With its multiple levels, subtly shifting subplots and attention to historical detail, Dr. Futurity is a bit flummoxing at first. For a mentality raised on the simplest of cause and effect science fiction, such unexpected twists and challenging turns are a little disconcerting at first. But because Dick is such a dedicated writer, because of his economy with phraseology and format, even the most brainwashed of sci-fi fans can sink into his well-crafted story. Indeed, one of the best elements of Dr. Futurity is how Dick defies convention, keeping the obvious conceits of his premise at bay while exploring other, more intriguing ideas.
Take the death-loving society of the future. We fully expect a kind of corporeal comeuppance via a last act denouement where the populace learns to embrace life. It is not a spoiler to say that moment never arrives. Indeed, it is not something Dick even considers. Similarly, when Parsons finds himself at the helm of a time ship, he doesn’t race back to his own era, hoping to reconnect with the wife he left behind. Instead, our daring doctor wants answers, and flies fully in the face of danger to discover the truth about his unexpected voyage into the future. As with all time travel tales, Dick is careful to control the linear anomalies and the possible problematic conundrums.
In fact, one of the best facets of the book is how magical and mysterious everyone treats the concept. Yes, the story does rely on constant trips back and forth through the past to affect and arrange events, but Dick makes sure that the characters deliver dialogue that keeps the possibility of a continuum cataclysm as a prime concern. And oddly enough, it’s not Parsons who provides the most sentient suggestions. Jeptha, the Mother Superior and her brother Helmar are very erudite when it comes to time travel, and provide excellent ballast for some of the more unbelievable aspects of the narrative. Indeed, when Parsons goes back to the time of William Drake to prevent a possible murder, the whole notion of hampering history is given a convincing, clarifying workout.
This is why Dick is such a delectable read. His novels sing with ideas that perplex as well as propose. When Parsons questions the citizens about their love of death and symbols as superficial as looks and strength, the people reply with a kind of nonplused humor — who wouldn’t trade quantity of life for physical perfection. Later on, when the truth about his time trip is revealed, Parsons wonders why a group dedicated to casualty as part of the reproductive process would want to revive a fallen comrade? It is here where we learn that, no matter how bodily acute someone is, heart will always rule the head. In the end, a novel we thought would center on a society in cultural crisis instead becomes a very personal look at the reasons we value life.

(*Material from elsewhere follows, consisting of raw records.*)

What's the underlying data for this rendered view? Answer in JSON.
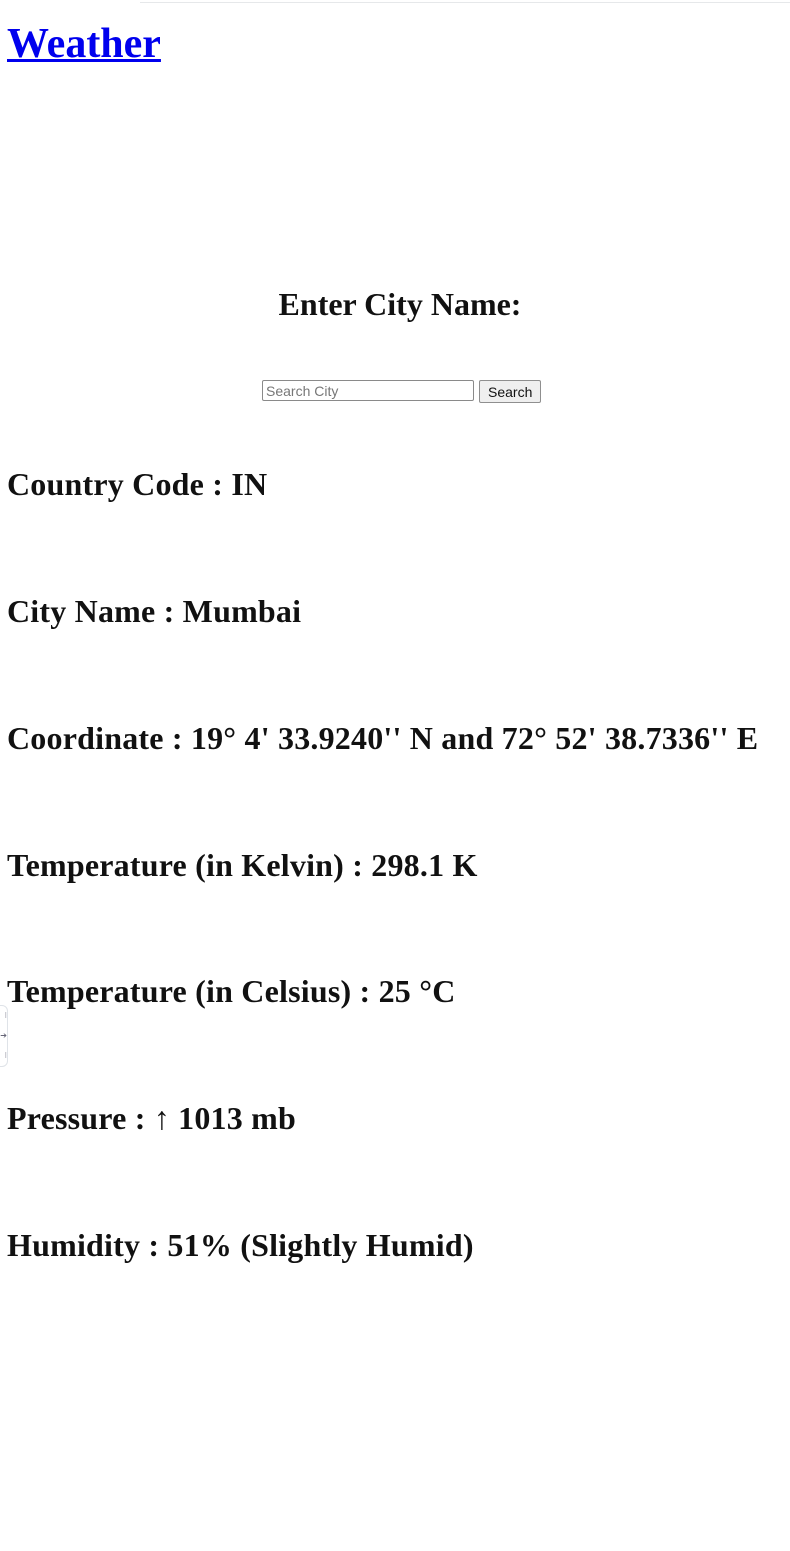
{
  "header": {
    "title": "Weather"
  },
  "search": {
    "prompt": "Enter City Name:",
    "placeholder": "Search City",
    "value": "",
    "button_label": "Search"
  },
  "results": [
    "Country Code : IN",
    "City Name : Mumbai",
    "Coordinate : 19° 4' 33.9240'' N and 72° 52' 38.7336'' E",
    "Temperature (in Kelvin) : 298.1 K",
    "Temperature (in Celsius) : 25 °C",
    "Pressure : ↑ 1013 mb",
    "Humidity : 51% (Slightly Humid)"
  ]
}
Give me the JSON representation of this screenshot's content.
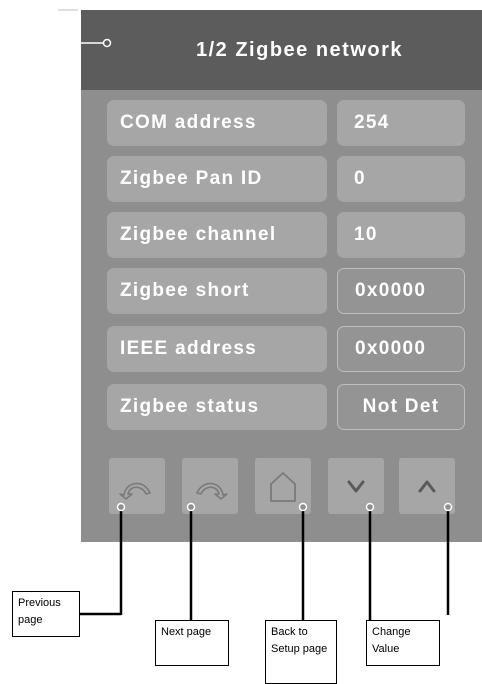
{
  "header": {
    "title": "1/2 Zigbee network"
  },
  "rows": [
    {
      "label": "COM address",
      "value": "254"
    },
    {
      "label": "Zigbee Pan ID",
      "value": "0"
    },
    {
      "label": "Zigbee channel",
      "value": "10"
    },
    {
      "label": "Zigbee short",
      "value": "0x0000"
    },
    {
      "label": "IEEE address",
      "value": "0x0000"
    },
    {
      "label": "Zigbee status",
      "value": "Not Det"
    }
  ],
  "buttons": [
    {
      "name": "previous-page",
      "icon": "undo-arrow-icon"
    },
    {
      "name": "next-page",
      "icon": "redo-arrow-icon"
    },
    {
      "name": "back-to-setup",
      "icon": "home-icon"
    },
    {
      "name": "value-down",
      "icon": "chevron-down-icon"
    },
    {
      "name": "value-up",
      "icon": "chevron-up-icon"
    }
  ],
  "callouts": {
    "previous_page": "Previous page",
    "next_page": "Next page",
    "back_to_setup": "Back to Setup page",
    "change_value": "Change Value"
  },
  "colors": {
    "panel": "#8e8e8e",
    "header": "#5c5c5c",
    "field": "#a6a6a6",
    "text": "#ffffff"
  }
}
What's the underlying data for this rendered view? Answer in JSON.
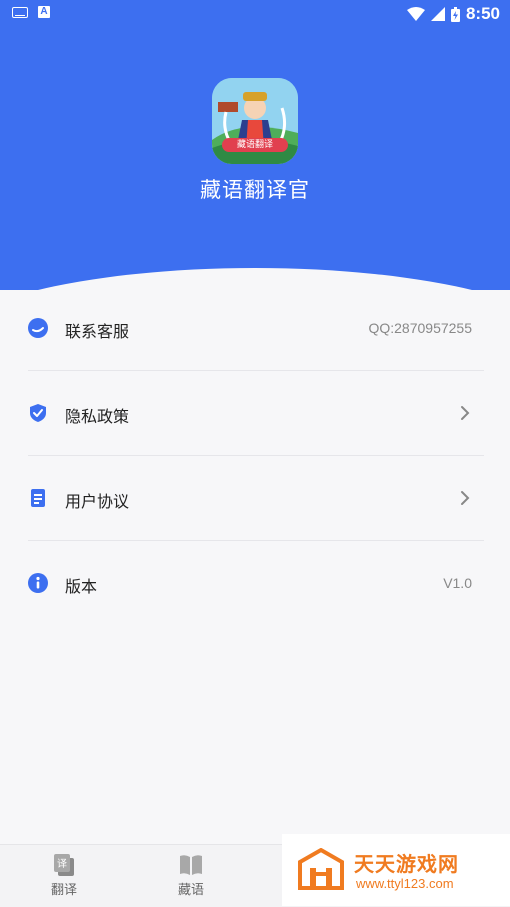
{
  "status_bar": {
    "time": "8:50"
  },
  "app": {
    "title": "藏语翻译官",
    "logo_badge": "藏语翻译"
  },
  "menu": [
    {
      "label": "联系客服",
      "value": "QQ:2870957255",
      "icon": "chat-icon"
    },
    {
      "label": "隐私政策",
      "icon": "shield-icon",
      "chevron": true
    },
    {
      "label": "用户协议",
      "icon": "document-icon",
      "chevron": true
    },
    {
      "label": "版本",
      "value": "V1.0",
      "icon": "info-icon"
    }
  ],
  "bottom_nav": [
    {
      "label": "翻译",
      "icon": "translate-icon"
    },
    {
      "label": "藏语",
      "icon": "book-icon"
    }
  ],
  "watermark": {
    "line1": "天天游戏网",
    "line2": "www.ttyl123.com"
  },
  "colors": {
    "accent": "#3d6ff0",
    "background": "#f7f7f9",
    "watermark": "#f07b20"
  }
}
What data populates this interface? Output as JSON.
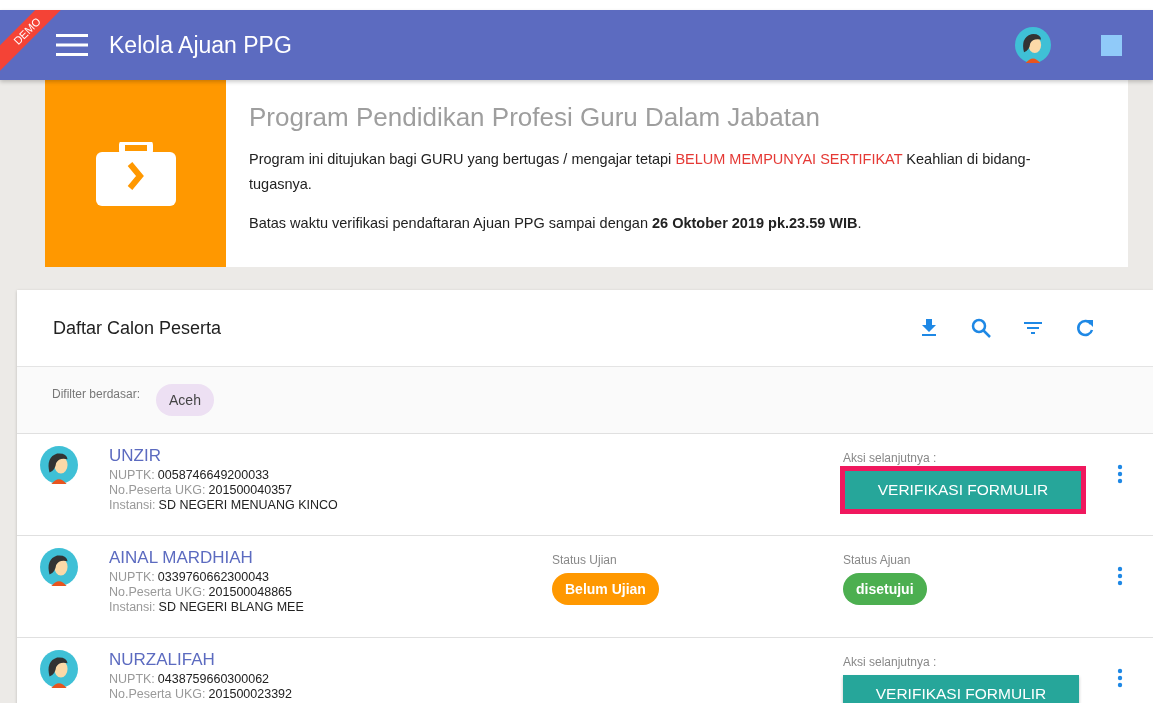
{
  "ribbon": "DEMO",
  "header": {
    "title": "Kelola Ajuan PPG"
  },
  "banner": {
    "title": "Program Pendidikan Profesi Guru Dalam Jabatan",
    "paragraphs": [
      [
        {
          "kind": "plain",
          "text": "Program ini ditujukan bagi GURU yang bertugas / mengajar tetapi "
        },
        {
          "kind": "alert",
          "text": "BELUM MEMPUNYAI SERTIFIKAT"
        },
        {
          "kind": "plain",
          "text": " Keahlian di bidang-tugasnya."
        }
      ],
      [
        {
          "kind": "plain",
          "text": "Batas waktu verifikasi pendaftaran Ajuan PPG sampai dengan **26 Oktober 2019 pk.23.59 WIB**."
        }
      ]
    ]
  },
  "list": {
    "title": "Daftar Calon Peserta",
    "filter_label": "Difilter berdasar:",
    "filters": [
      "Aceh"
    ],
    "rows": [
      {
        "name": "UNZIR",
        "fields": [
          {
            "label": "NUPTK:",
            "value": "0058746649200033"
          },
          {
            "label": "No.Peserta UKG:",
            "value": "201500040357"
          },
          {
            "label": "Instansi:",
            "value": "SD NEGERI MENUANG KINCO"
          }
        ],
        "kind": "action",
        "action_label": "Aksi selanjutnya :",
        "action": "VERIFIKASI FORMULIR",
        "highlighted": true
      },
      {
        "name": "AINAL MARDHIAH",
        "fields": [
          {
            "label": "NUPTK:",
            "value": "0339760662300043"
          },
          {
            "label": "No.Peserta UKG:",
            "value": "201500048865"
          },
          {
            "label": "Instansi:",
            "value": "SD NEGERI BLANG MEE"
          }
        ],
        "kind": "status",
        "statuses": [
          {
            "label": "Status Ujian",
            "value": "Belum Ujian",
            "color": "#ff9800"
          },
          {
            "label": "Status Ajuan",
            "value": "disetujui",
            "color": "#4caf50"
          }
        ]
      },
      {
        "name": "NURZALIFAH",
        "fields": [
          {
            "label": "NUPTK:",
            "value": "0438759660300062"
          },
          {
            "label": "No.Peserta UKG:",
            "value": "201500023392"
          }
        ],
        "kind": "action",
        "action_label": "Aksi selanjutnya :",
        "action": "VERIFIKASI FORMULIR",
        "highlighted": false
      }
    ]
  }
}
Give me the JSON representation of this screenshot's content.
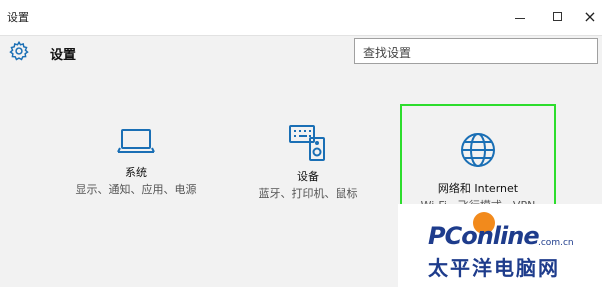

By using the previous genocide of the native residents of North America as a futuristic rallying cry for his characters, Dick delivers an interesting epic without a great deal of technical wizardry or speculative mumbo jumbo. And he doesn’t dress up the narrative in a nice, neat little bow at the end. Instead, he leaves the story loose and fluid, making the possibilities as questionable and incomplete as a doctor diagnosing and curing a disease. While medicine is indeed a science, it is far from exact. There are no guarantees. In the brave new world that Parsons finds himself in, said assurances are supposedly provided. But the cost may be too great. After all, to err is human — so what would perfection be? What indeed.